[YOUR INSTRUCTIONS] Could you return every record below word for word, leaving out the pictures?
Start of MATERIALS PROVIDED
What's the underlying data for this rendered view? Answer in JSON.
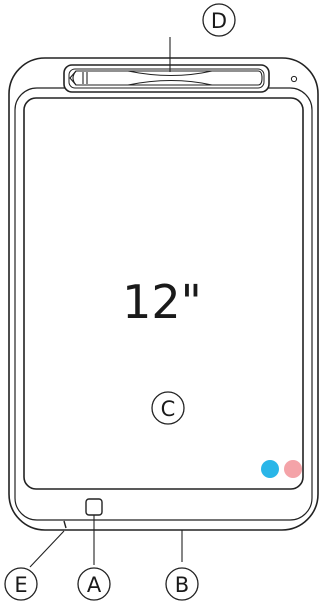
{
  "screen": {
    "size_label": "12\""
  },
  "callouts": {
    "a": "A",
    "b": "B",
    "c": "C",
    "d": "D",
    "e": "E"
  },
  "dots": {
    "left_color": "#2ab6e8",
    "right_color": "#f4a3a8"
  }
}
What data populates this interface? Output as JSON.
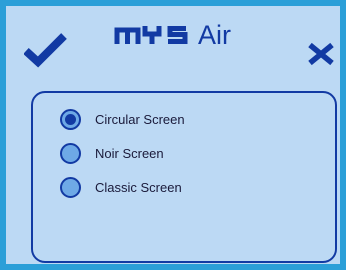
{
  "header": {
    "logo_brand": "MYS",
    "logo_product": "Air",
    "confirm_icon": "checkmark-icon",
    "close_icon": "close-x-icon"
  },
  "colors": {
    "frame_border": "#2b9fd8",
    "background": "#bcd9f4",
    "accent": "#123aa3",
    "radio_fill": "#6ea9e6"
  },
  "options": [
    {
      "label": "Circular Screen",
      "selected": true
    },
    {
      "label": "Noir Screen",
      "selected": false
    },
    {
      "label": "Classic Screen",
      "selected": false
    }
  ]
}
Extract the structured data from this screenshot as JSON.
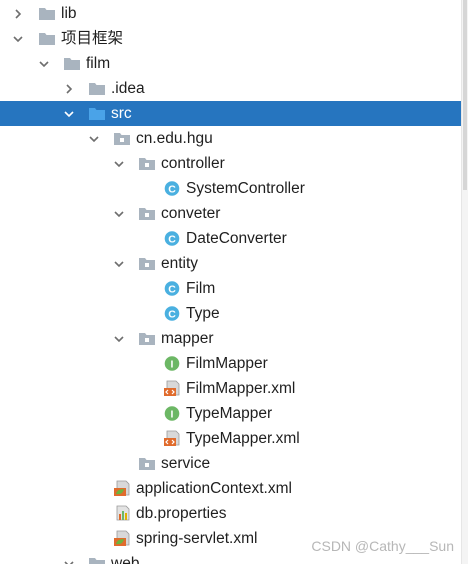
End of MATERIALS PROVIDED
[RESPONSE AREA]
What's the underlying data for this rendered view? Answer in JSON.
{
  "screen": {
    "size_label": "12\""
  },
  "callouts": {
    "a": "A",
    "b": "B",
    "c": "C",
    "d": "D",
    "e": "E"
  },
  "dots": {
    "left_color": "#2ab6e8",
    "right_color": "#f4a3a8"
  }
}
What data populates this interface? Output as JSON.
{
  "header": {
    "logo_brand": "MYS",
    "logo_product": "Air",
    "confirm_icon": "checkmark-icon",
    "close_icon": "close-x-icon"
  },
  "colors": {
    "frame_border": "#2b9fd8",
    "background": "#bcd9f4",
    "accent": "#123aa3",
    "radio_fill": "#6ea9e6"
  },
  "options": [
    {
      "label": "Circular Screen",
      "selected": true
    },
    {
      "label": "Noir Screen",
      "selected": false
    },
    {
      "label": "Classic Screen",
      "selected": false
    }
  ]
}
Extract the structured data from this screenshot as JSON.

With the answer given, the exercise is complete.